“Miss Ashe,” Lady B says from the doorway. “Why are you not downstairs with the others at the ball?”
“I’m going on a journey!” I toss a tangled bundle of ribbons (I can never keep my ribbons neatly sorted) into the trunk.
She lifts her lorgnette and studies my overflowing luggage. “A journey to where, precisely?”
“Everywhere! I’m going around the world.”
“Good heavens, you have been reading your own books again, haven’t you?”
“No! Monty inspired me. His adventure simply enthralled me. I’ve been dying to see so many places I haven’t yet had the chance to visit, and to revisit old favorite spots. So I’m taking a page from his book and I’m going. Today!”
“My nephew is not precisely an ideal example for a gentlelady, Miss Ashe.”
“Why not? This is the 21st cen— that is, the nineteenth century! Women were adventurers and explorers and ship captains then. And I’m not even going to do any of that. I’ve engaged a gorgeous ship, a fine crew and a tall, handsome and slightly autocratic shipmaster to carry me all over the place. I shan’t have to do any really dangerous work myself.”
“You will be traveling with dozens of men aboard a ship alone?”
“Uh . . . Um . . .” I grab a maid’s arm. “I’m taking Penny along as a chaperone. She’s really excited to go, isn’t she? I mean, aren’t you, Penny?”
Poor Penny’s eyes are as round as saucers (a line I’ve always wanted to write in a book but it’s so clichéd I can’t, so there, I’ve satisfied that urge).
She bobs a curtsey (another overused line, but now I’m on a roll . . .). But then she gives me this smile that says she’s been dying for an adventure too. We both wink.

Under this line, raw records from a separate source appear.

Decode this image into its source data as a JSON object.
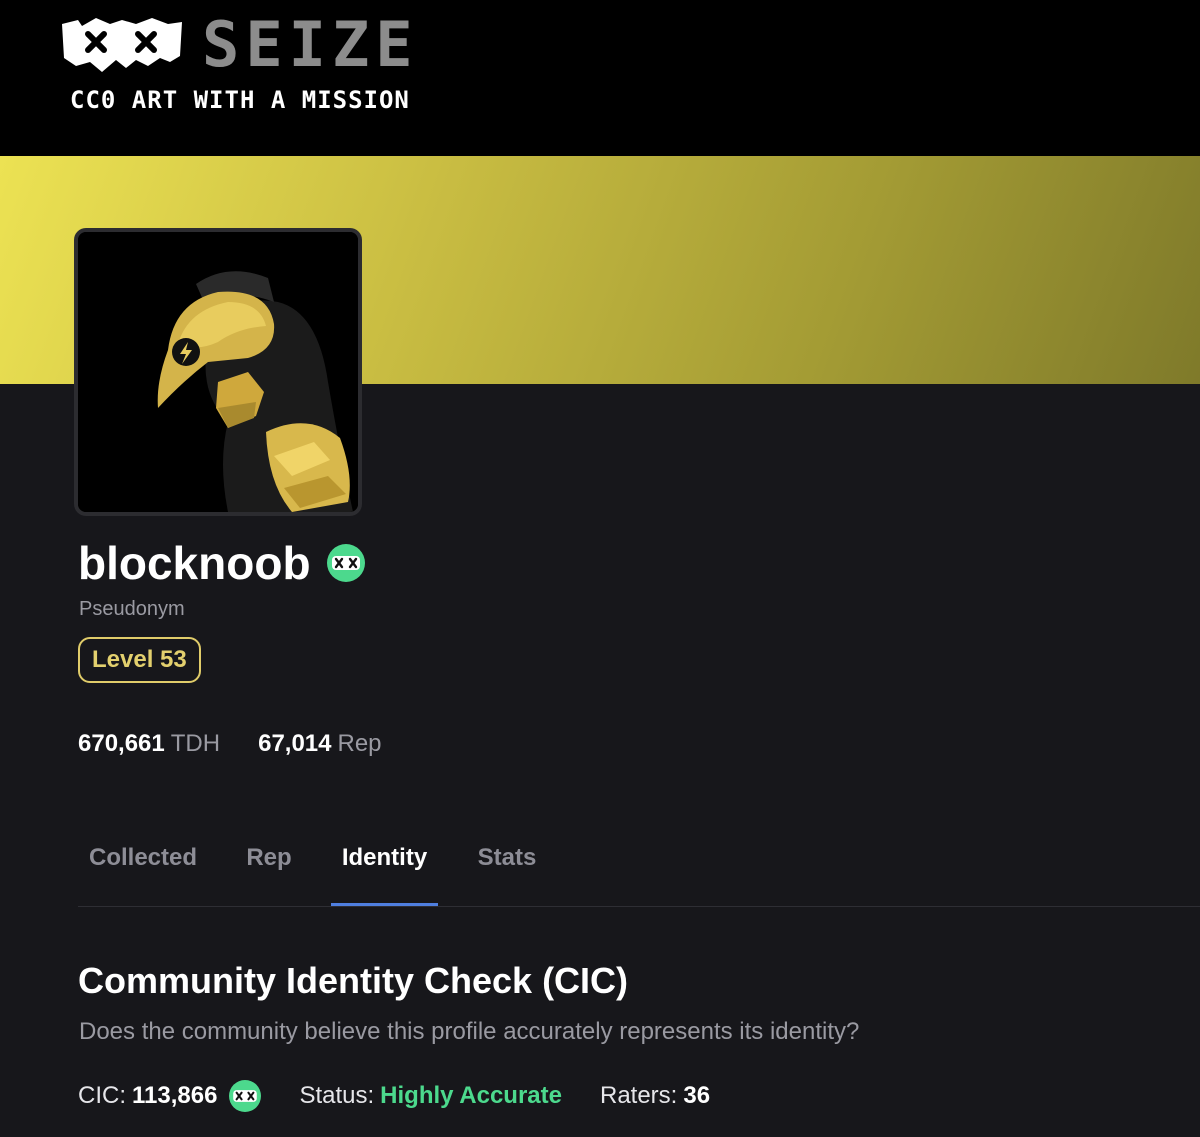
{
  "header": {
    "logo_word": "SEIZE",
    "tagline": "CC0 ART WITH A MISSION",
    "logo_icon": "xx-mask-icon"
  },
  "banner": {
    "gradient_colors": [
      "#ece253",
      "#7f7a2a"
    ]
  },
  "profile": {
    "avatar_icon": "hornet-robot-avatar",
    "name": "blocknoob",
    "verified_icon": "xx-mask-icon",
    "classification": "Pseudonym",
    "level_label": "Level 53",
    "stats": [
      {
        "value": "670,661",
        "unit": "TDH"
      },
      {
        "value": "67,014",
        "unit": "Rep"
      }
    ]
  },
  "tabs": [
    {
      "label": "Collected",
      "active": false
    },
    {
      "label": "Rep",
      "active": false
    },
    {
      "label": "Identity",
      "active": true
    },
    {
      "label": "Stats",
      "active": false
    }
  ],
  "cic": {
    "title": "Community Identity Check (CIC)",
    "description": "Does the community believe this profile accurately represents its identity?",
    "cic_label": "CIC:",
    "cic_value": "113,866",
    "status_label": "Status:",
    "status_value": "Highly Accurate",
    "raters_label": "Raters:",
    "raters_value": "36",
    "status_color": "#4cd98d",
    "accent_color": "#4f7fe0",
    "level_color": "#e3d06e"
  }
}
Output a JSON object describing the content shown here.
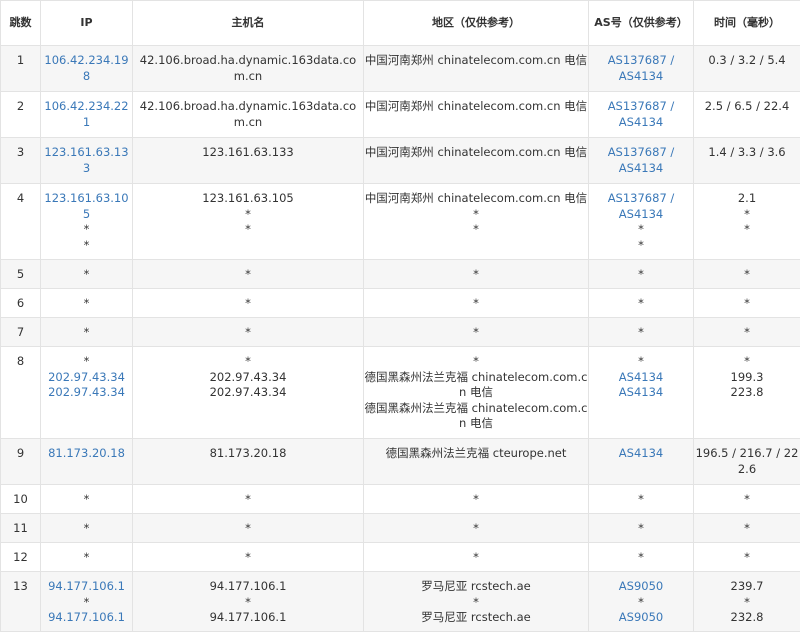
{
  "header": {
    "hop": "跳数",
    "ip": "IP",
    "host": "主机名",
    "region": "地区（仅供参考）",
    "as": "AS号（仅供参考）",
    "time": "时间（毫秒）"
  },
  "rows": [
    {
      "hop": "1",
      "ip": [
        "106.42.234.198"
      ],
      "host": [
        "42.106.broad.ha.dynamic.163data.com.cn"
      ],
      "region": [
        "中国河南郑州 chinatelecom.com.cn 电信"
      ],
      "as": [
        [
          "AS137687 /",
          "AS4134"
        ]
      ],
      "time": [
        "0.3 / 3.2 / 5.4"
      ]
    },
    {
      "hop": "2",
      "ip": [
        "106.42.234.221"
      ],
      "host": [
        "42.106.broad.ha.dynamic.163data.com.cn"
      ],
      "region": [
        "中国河南郑州 chinatelecom.com.cn 电信"
      ],
      "as": [
        [
          "AS137687 /",
          "AS4134"
        ]
      ],
      "time": [
        "2.5 / 6.5 / 22.4"
      ]
    },
    {
      "hop": "3",
      "ip": [
        "123.161.63.133"
      ],
      "host": [
        "123.161.63.133"
      ],
      "region": [
        "中国河南郑州 chinatelecom.com.cn 电信"
      ],
      "as": [
        [
          "AS137687 /",
          "AS4134"
        ]
      ],
      "time": [
        "1.4 / 3.3 / 3.6"
      ]
    },
    {
      "hop": "4",
      "ip": [
        "123.161.63.105",
        "*",
        "*"
      ],
      "host": [
        "123.161.63.105",
        "*",
        "*"
      ],
      "region": [
        "中国河南郑州 chinatelecom.com.cn 电信",
        "*",
        "*"
      ],
      "as": [
        [
          "AS137687 /",
          "AS4134"
        ],
        "*",
        "*"
      ],
      "time": [
        "2.1",
        "*",
        "*"
      ]
    },
    {
      "hop": "5",
      "ip": [
        "*"
      ],
      "host": [
        "*"
      ],
      "region": [
        "*"
      ],
      "as": [
        "*"
      ],
      "time": [
        "*"
      ]
    },
    {
      "hop": "6",
      "ip": [
        "*"
      ],
      "host": [
        "*"
      ],
      "region": [
        "*"
      ],
      "as": [
        "*"
      ],
      "time": [
        "*"
      ]
    },
    {
      "hop": "7",
      "ip": [
        "*"
      ],
      "host": [
        "*"
      ],
      "region": [
        "*"
      ],
      "as": [
        "*"
      ],
      "time": [
        "*"
      ]
    },
    {
      "hop": "8",
      "ip": [
        "*",
        "202.97.43.34",
        "202.97.43.34"
      ],
      "host": [
        "*",
        "202.97.43.34",
        "202.97.43.34"
      ],
      "region": [
        "*",
        "德国黑森州法兰克福 chinatelecom.com.cn 电信",
        "德国黑森州法兰克福 chinatelecom.com.cn 电信"
      ],
      "as": [
        "*",
        "AS4134",
        "AS4134"
      ],
      "time": [
        "*",
        "199.3",
        "223.8"
      ]
    },
    {
      "hop": "9",
      "ip": [
        "81.173.20.18"
      ],
      "host": [
        "81.173.20.18"
      ],
      "region": [
        "德国黑森州法兰克福 cteurope.net"
      ],
      "as": [
        "AS4134"
      ],
      "time": [
        "196.5 / 216.7 / 222.6"
      ]
    },
    {
      "hop": "10",
      "ip": [
        "*"
      ],
      "host": [
        "*"
      ],
      "region": [
        "*"
      ],
      "as": [
        "*"
      ],
      "time": [
        "*"
      ]
    },
    {
      "hop": "11",
      "ip": [
        "*"
      ],
      "host": [
        "*"
      ],
      "region": [
        "*"
      ],
      "as": [
        "*"
      ],
      "time": [
        "*"
      ]
    },
    {
      "hop": "12",
      "ip": [
        "*"
      ],
      "host": [
        "*"
      ],
      "region": [
        "*"
      ],
      "as": [
        "*"
      ],
      "time": [
        "*"
      ]
    },
    {
      "hop": "13",
      "ip": [
        "94.177.106.1",
        "*",
        "94.177.106.1"
      ],
      "host": [
        "94.177.106.1",
        "*",
        "94.177.106.1"
      ],
      "region": [
        "罗马尼亚 rcstech.ae",
        "*",
        "罗马尼亚 rcstech.ae"
      ],
      "as": [
        "AS9050",
        "*",
        "AS9050"
      ],
      "time": [
        "239.7",
        "*",
        "232.8"
      ]
    }
  ],
  "colors": {
    "link": "#3a78b8",
    "text": "#333333",
    "border": "#e3e3e3",
    "alt_row": "#f6f6f6"
  }
}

“Penny! Miss Ashe! I won’t have it.”
We stare at her.
“Why not?” I say.
“Miss Ashe, you are an author. Authors do not hare about the seven seas on grand adventures.”
I exchange glances with Penny.
Lady B does not appear cajoled into True Belief.
“But you have responsibilities to attend to here. I imagine a journey around the globe requires months and months of travel.”
“Oh, a few. But that’s okay, you’ll all have a splendid time without me, of course. And I’ll send postcards to let you know how Penny and I are doing.”
“Letters! I’ll keep you updated.” I nudge Penny back toward the trunk. “So . . . if we’re all finished here, my lady, I’ve got to get this packing completed. My ship sails at dusk, and Captain Frye doesn’t like to be kept waiting.”
“Very well. Good-bye, Miss Ashe.”
“Ciao, Lady B. See you in a few months!”
I throw another chemise into the trunk but my attention strays to the window. Outside it’s a fine and gentle English day, even here in London. But I’m dying for tropical sands, palm trees, snow-capped mountains, wild animals, exotic foods, bright sun on my face and ocean breeze in my hair.
“Now . . .” I murmur, because I can’t resist, “bring me that horizon.”
If you were packing for a months-long trip around the world, what one single item could you not do without?